There is a story in each of us. A story lurks at every turn or corner of a road. Every house, be it grand or nondescript has a story of their own… This is something I believe fervently. And this is what I try to see and seek in each of my travels. The story maybe a story of a person or a place or an initiative that becomes the livelihood to many…anything that catches my fancy as in today’s case – the story of the lovely shawl or stole that you have draped around you so lovingly and that which is so becoming of you. Weird choice of a story , you think? Well , lets see.
While on a trip to Kausani , in Uttaranchal I was directed as a part of sight seeing and souvenir shopping to the Kausani Shawl factory. As the word factory suggests, I expected a huge building with smoke chimneys, though of course how a chimney fits a shawl factory I have no idea, still I could not escape the stereotyped train of thoughts. However what I saw was surprisingly a shop that had in its display some beautiful, shawls , stoles and other handloom products. But where was the factory ? The shop keeper then proceeded to take us on a tour of the small factory which was a means to fulfilling bigger dreams of the people there.
It is a bitter irony how life can be pretty harsh at a pretty place like in the mountains, Water is a major problem inspite of the gargling springs , transport and communications is another major problem. And without those two major support , the infrastructure takes a major beating. So we do have our pristine Himalayan village to admire and ogle at but of course at what cost! While we leave our polluted cities for a vacation to the lovely mountains, the locals have to migrate from their beautiful villages in search of livelihood to the cities. Which does sound quite unfair!
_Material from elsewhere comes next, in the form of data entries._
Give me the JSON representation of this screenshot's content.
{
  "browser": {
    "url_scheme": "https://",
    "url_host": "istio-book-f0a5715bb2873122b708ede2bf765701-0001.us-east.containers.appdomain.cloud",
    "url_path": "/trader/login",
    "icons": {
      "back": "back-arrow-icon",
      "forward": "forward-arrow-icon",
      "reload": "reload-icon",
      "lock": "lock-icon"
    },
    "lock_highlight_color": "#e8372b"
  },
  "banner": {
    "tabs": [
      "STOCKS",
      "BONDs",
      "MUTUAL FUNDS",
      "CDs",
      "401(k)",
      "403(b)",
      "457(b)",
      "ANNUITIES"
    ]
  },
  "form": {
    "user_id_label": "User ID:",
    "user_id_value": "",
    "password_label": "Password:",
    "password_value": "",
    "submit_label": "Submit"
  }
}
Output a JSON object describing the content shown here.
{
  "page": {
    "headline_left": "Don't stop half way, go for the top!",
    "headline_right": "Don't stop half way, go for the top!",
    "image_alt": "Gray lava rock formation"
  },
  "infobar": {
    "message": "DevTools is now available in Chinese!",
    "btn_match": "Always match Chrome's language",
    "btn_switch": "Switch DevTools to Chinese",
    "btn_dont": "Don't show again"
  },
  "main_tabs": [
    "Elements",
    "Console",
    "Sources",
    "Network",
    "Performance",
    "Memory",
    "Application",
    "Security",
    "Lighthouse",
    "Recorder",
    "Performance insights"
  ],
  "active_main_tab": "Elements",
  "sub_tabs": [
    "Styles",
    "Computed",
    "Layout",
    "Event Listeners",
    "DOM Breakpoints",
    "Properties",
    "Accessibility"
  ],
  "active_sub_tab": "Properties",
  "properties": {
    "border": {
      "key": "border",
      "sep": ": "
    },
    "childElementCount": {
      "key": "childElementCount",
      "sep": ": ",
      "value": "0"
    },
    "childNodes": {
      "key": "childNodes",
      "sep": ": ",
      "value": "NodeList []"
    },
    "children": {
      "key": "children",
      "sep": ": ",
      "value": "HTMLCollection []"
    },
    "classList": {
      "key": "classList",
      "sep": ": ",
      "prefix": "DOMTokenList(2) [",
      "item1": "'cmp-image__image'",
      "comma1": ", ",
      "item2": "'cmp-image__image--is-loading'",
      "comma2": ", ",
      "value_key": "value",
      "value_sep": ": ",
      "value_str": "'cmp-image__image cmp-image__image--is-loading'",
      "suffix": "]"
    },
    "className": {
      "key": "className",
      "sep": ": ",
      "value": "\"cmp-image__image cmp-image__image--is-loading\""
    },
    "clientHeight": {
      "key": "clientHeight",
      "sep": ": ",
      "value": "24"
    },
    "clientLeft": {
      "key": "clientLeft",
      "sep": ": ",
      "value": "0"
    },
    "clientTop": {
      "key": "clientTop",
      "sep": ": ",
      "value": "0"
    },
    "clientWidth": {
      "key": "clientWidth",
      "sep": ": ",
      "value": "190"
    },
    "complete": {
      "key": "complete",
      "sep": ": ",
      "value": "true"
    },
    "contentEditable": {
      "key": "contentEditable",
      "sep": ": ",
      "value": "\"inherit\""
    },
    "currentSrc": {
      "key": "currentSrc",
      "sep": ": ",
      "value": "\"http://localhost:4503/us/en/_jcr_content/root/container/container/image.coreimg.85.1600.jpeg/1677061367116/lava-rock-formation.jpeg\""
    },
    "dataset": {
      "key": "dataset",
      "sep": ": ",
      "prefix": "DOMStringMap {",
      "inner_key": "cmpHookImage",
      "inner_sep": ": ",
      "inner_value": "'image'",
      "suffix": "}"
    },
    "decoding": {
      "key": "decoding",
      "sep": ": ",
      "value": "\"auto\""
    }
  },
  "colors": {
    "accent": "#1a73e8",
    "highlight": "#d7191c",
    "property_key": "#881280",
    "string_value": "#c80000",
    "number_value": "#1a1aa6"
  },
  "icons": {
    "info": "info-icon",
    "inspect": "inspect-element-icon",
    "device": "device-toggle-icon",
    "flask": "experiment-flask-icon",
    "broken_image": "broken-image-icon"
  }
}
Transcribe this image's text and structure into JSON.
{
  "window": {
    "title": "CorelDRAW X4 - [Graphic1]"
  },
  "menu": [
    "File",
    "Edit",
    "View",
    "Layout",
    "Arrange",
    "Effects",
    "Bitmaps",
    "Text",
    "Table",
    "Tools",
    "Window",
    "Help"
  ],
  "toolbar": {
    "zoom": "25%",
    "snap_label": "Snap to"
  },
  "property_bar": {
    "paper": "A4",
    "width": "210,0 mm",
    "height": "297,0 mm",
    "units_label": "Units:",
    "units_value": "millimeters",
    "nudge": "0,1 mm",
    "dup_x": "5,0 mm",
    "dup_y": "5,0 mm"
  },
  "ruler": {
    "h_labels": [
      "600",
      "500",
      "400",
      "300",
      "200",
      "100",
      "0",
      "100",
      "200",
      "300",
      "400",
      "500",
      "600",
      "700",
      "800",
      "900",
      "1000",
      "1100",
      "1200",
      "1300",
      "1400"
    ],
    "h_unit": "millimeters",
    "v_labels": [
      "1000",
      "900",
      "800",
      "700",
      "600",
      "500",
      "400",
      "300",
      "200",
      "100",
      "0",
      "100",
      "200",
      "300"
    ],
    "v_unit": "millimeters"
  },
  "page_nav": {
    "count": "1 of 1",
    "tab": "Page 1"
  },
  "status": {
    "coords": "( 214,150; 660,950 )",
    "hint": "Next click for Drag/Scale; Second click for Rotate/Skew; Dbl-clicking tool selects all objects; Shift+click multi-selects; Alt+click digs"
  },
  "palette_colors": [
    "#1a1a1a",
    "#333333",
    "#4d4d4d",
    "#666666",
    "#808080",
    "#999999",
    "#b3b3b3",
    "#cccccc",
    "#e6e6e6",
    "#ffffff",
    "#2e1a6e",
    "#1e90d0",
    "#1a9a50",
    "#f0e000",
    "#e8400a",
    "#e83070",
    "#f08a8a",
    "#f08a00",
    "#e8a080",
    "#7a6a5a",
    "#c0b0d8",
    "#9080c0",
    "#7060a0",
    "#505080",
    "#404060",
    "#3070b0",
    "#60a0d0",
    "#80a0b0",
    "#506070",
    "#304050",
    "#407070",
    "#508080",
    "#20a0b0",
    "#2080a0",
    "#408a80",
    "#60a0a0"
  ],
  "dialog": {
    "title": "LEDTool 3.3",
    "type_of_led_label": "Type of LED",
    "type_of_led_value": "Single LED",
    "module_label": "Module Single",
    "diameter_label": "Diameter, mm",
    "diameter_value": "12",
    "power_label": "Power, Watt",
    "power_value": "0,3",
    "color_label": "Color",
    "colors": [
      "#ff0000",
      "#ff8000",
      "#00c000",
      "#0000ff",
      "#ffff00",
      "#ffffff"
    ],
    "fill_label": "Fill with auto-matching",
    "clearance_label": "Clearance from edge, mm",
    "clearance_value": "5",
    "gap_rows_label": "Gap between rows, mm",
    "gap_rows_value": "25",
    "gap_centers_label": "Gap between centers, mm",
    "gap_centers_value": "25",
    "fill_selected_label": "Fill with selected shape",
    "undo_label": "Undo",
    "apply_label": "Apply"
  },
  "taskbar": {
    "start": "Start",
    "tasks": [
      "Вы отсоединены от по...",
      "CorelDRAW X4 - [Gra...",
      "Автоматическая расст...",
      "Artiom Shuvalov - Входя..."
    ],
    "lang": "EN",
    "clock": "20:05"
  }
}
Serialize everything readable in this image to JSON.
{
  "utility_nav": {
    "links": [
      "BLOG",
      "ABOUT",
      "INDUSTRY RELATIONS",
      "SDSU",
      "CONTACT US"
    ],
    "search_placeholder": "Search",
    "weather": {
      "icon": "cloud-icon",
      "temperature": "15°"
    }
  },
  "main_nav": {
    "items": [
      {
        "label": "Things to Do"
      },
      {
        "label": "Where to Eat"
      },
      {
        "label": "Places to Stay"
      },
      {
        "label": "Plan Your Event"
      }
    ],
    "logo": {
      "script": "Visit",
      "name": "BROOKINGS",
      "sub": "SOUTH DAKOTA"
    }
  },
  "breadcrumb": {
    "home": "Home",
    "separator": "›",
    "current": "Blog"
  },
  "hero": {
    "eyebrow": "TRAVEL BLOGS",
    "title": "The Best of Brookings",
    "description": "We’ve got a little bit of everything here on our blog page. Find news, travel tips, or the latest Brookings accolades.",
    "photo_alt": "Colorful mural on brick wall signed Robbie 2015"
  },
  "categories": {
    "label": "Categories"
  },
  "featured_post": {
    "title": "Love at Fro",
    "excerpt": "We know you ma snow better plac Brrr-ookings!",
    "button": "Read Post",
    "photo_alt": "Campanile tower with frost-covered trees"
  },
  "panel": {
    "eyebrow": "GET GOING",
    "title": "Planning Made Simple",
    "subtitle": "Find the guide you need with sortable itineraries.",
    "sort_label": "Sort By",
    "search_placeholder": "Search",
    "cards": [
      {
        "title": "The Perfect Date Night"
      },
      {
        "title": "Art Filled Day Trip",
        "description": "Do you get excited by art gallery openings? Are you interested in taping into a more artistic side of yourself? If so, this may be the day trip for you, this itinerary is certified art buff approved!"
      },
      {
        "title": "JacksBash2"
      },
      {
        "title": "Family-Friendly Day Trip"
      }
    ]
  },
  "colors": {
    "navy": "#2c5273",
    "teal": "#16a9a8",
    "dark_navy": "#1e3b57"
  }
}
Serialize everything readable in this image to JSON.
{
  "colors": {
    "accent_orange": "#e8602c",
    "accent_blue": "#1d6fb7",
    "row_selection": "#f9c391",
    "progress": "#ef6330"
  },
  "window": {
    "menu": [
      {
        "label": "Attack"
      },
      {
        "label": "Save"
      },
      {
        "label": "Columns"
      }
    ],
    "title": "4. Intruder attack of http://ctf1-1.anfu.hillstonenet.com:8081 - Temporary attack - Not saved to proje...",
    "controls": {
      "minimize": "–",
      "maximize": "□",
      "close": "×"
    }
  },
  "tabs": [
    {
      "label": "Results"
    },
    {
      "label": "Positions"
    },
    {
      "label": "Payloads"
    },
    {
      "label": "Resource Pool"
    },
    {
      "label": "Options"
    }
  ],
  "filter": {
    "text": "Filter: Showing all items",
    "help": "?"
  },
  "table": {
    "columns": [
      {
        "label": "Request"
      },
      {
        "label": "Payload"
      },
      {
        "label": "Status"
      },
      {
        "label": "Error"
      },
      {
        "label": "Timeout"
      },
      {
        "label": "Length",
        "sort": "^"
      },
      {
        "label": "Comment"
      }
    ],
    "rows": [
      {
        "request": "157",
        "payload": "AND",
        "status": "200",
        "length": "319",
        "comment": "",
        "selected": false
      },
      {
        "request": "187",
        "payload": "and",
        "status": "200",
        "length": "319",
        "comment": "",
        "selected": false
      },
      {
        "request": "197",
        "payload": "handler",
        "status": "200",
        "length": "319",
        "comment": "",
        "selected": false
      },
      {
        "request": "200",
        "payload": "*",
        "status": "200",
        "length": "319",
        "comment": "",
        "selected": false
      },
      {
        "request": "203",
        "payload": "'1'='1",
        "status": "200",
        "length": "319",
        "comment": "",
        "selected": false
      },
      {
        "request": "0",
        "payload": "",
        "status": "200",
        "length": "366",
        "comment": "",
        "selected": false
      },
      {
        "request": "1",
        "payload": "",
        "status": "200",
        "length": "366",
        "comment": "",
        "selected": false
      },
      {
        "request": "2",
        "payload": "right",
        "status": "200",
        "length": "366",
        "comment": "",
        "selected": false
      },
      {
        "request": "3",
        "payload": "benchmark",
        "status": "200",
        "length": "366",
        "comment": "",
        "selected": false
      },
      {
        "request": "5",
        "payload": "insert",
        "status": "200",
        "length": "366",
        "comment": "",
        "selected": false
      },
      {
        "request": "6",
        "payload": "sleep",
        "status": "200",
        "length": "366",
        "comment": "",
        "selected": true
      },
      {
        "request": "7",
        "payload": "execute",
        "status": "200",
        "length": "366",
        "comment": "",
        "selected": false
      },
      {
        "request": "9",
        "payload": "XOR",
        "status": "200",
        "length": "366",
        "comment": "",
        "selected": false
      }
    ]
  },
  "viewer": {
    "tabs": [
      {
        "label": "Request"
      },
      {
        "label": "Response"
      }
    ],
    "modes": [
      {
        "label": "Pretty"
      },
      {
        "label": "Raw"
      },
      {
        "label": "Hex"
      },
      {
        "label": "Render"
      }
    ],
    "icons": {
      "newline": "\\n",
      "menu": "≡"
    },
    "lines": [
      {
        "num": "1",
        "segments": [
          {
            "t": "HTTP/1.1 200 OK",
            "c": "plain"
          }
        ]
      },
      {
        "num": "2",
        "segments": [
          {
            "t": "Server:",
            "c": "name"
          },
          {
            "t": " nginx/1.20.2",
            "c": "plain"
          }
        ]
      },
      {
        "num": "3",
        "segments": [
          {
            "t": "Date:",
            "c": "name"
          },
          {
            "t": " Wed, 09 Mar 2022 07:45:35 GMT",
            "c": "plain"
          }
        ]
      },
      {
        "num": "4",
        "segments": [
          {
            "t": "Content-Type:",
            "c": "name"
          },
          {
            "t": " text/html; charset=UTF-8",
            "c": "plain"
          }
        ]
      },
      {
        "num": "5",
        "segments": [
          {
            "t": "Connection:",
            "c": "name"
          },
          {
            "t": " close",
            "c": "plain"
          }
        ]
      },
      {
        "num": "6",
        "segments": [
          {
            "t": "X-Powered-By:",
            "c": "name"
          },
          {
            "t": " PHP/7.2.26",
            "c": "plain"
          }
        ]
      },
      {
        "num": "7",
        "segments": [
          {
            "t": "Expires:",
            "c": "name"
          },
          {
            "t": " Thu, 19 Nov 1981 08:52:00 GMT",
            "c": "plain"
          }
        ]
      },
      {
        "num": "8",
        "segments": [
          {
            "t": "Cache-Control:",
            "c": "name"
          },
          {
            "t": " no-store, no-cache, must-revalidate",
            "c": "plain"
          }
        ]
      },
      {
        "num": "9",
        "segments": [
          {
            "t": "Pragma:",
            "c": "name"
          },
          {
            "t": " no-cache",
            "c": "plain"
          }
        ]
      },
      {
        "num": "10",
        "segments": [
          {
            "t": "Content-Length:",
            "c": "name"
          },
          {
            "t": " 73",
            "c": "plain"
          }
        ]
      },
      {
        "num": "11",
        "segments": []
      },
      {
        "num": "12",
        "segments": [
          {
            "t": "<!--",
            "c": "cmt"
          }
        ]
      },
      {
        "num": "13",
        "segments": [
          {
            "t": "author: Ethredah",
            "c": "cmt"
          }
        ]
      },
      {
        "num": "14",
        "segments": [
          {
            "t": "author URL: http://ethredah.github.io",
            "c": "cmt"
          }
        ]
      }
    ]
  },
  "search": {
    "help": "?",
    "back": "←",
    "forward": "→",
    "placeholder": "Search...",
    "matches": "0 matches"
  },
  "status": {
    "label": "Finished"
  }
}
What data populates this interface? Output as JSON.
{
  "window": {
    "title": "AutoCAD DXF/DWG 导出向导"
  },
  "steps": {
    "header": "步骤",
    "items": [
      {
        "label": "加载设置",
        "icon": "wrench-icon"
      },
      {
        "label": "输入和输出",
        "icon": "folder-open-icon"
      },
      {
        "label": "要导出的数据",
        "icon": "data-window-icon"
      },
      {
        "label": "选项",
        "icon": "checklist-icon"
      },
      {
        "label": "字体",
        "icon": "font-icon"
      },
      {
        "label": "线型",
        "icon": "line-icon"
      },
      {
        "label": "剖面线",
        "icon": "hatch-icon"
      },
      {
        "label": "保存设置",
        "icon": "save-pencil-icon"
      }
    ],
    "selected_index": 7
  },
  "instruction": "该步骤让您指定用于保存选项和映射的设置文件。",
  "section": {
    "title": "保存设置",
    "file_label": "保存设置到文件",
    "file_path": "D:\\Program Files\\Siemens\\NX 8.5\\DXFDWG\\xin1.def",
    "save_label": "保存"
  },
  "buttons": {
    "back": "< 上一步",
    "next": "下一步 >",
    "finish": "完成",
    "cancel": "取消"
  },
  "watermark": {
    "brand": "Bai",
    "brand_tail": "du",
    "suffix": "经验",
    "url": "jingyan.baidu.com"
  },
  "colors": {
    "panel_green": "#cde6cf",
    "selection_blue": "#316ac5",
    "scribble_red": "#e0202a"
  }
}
So desperate situations require an united approach , and one of those was the revival of the small scale industry at a more united level as cooperative societies.
Kausani Shawl factory was one such where the local artisans and weavers were provided a chance to earn an income as well as keep the traditional weaving art form alive by such an initiative.
The shop tender took us to the back of the shop , down a hilly path to the factory which was a small shed like room which housed six looms a spindle and other wares. He quickly added there was a bigger one at the village and they had a couple of power looms which ran on electricity.
My gaze fell upon a few bales which the worker confirmed as sheep wool. The sheep were sheared in the village and which was then spun into wool.
The basic principle was almost same as that of a cotton loom and spinning yarn except that here the raw material was the wool and the weave and the fine designed differentiated the categories of the products which was as a whole handwoven.
He told us that the handlooms could weave around three to four stoles per day while a proper full length shawl took a whole day. That particular unit employed around 25 persons in total including the sheep wool provider, and the other craftsmen. And there were more such units down at the village.
So as a whole the initiative provided employment to near about hundred persons and which did not require much elaborate arrangement nor space.
Initially the funding was from the government on a low interest loan, but now they were quite self sufficient and doing well with plans of expanding further in the interiors, which was a good news as that meant more employment.
Such shawls and stoles were quite a hit with the tourists for their quality, uniqueness and designs. Since they retailed at their own outlet , the middlemen system was completely by passed and maximum profits went to the wavers themselves. They had retail units in Ranikhet too and as I said more were coming forth in the future. They sold in a range from two hundred bucks to thousands depending upon the design and weave of the material.
It was inspiring to see how a little piece of cloth was actually a dream built upon the sweat of hundred others. So next time when you are buying a souvenir or something for yourself, please refrain yourself from haggling for a few rupees. We don’t raise an eyebrow when we are buying diesel or a Calvin Klein just because they are brands. Well then in these case you are endorsing a brand which is a long running tradition and dreams of yonder hamlet in the beautiful mountains. Can the designer brands compete with that? I don’t think so.
We welcome your comments at email@example.com